In separating security services from the RCMP and establishing CSIS, “subversion” was eliminated from the mandate of the new organization created in 1984 as was “disrupting” political activities. However, the Harper government with Bill C-51 again empowered CSIS to disrupt “threats”. It has since been reported that CSIS has targeted Indigenous peoples and environmentalists engaged in political activism against oil and gas infrastructure including sharing intelligence with corporations. While it is argued that CSIS is subject to obtaining warrants and oversight, again, there is little reason to believe that warrants won’t be rubber stamped or that oversight will remedy violations of civil and human rights. The people who absolved the RCMP Security Services of criminal acts were, in fact, the oversight of the day. There is an old saying that it is better to ask forgiveness than permission and the record is that security services are always forgiven. Even in the case of Maher Arar, and others, who were rendered to Syria to be tortured, no person has been held accountable, even though there was “troubling questions about the role of Canadian officials”. If torture doesn’t meet the bar for accountability, what does?
On one hand, as we face down rising inequality, a national housing crisis, and catastrophic climate change, politicians and media commentators will remind us that participation in the political process is the mechanism by which change is won. On the other hand, Paul Weinberg’s book reminds us that political activism is viewed as a threat by much more powerful and secretive actors with little accountability.
Weinberg will be launching his book in Hamilton on December 12th, just in time for Christmas, at Merk’s Snackbar and the book will be available at The City and The City Books.

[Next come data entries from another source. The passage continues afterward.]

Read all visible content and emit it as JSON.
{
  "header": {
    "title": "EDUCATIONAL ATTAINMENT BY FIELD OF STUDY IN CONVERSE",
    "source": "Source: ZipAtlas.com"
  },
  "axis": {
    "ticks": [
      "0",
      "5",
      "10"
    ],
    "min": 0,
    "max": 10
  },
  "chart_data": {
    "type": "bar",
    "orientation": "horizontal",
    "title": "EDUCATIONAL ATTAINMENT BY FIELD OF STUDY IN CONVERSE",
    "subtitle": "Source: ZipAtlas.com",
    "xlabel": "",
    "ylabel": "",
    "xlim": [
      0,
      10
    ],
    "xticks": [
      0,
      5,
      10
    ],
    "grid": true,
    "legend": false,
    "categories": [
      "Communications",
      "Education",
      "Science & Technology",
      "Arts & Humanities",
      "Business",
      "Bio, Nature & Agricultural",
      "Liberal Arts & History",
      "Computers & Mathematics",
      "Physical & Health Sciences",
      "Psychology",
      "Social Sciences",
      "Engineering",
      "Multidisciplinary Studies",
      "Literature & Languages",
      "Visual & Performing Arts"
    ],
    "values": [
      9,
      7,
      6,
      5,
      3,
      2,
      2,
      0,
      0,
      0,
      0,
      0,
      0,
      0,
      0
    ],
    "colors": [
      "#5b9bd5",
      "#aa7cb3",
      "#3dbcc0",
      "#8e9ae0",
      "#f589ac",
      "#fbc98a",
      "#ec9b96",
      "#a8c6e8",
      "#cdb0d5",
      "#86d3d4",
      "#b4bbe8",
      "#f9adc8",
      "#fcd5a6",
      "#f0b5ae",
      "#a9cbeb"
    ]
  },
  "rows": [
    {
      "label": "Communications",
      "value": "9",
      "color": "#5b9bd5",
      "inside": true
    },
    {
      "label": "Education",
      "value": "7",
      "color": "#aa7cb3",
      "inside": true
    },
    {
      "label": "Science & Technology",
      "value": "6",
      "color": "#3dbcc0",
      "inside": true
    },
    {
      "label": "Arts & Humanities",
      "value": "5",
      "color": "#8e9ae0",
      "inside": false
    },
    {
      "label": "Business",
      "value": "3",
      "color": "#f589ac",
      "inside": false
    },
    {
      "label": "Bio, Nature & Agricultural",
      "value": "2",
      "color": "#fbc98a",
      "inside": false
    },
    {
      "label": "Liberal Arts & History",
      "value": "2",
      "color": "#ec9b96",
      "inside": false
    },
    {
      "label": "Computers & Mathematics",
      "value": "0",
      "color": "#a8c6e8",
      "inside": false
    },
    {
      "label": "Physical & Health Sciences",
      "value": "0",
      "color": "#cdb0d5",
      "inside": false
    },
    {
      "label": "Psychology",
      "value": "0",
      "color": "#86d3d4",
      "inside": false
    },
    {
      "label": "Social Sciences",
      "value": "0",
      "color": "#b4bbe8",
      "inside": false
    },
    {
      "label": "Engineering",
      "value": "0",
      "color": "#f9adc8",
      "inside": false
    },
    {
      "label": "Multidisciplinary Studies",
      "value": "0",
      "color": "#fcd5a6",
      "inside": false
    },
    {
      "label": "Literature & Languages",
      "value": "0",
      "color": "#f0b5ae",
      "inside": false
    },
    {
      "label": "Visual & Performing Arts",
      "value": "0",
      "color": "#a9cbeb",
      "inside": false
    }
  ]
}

Come out and meet the author. Dark glasses, fedora, and overcoat are optional.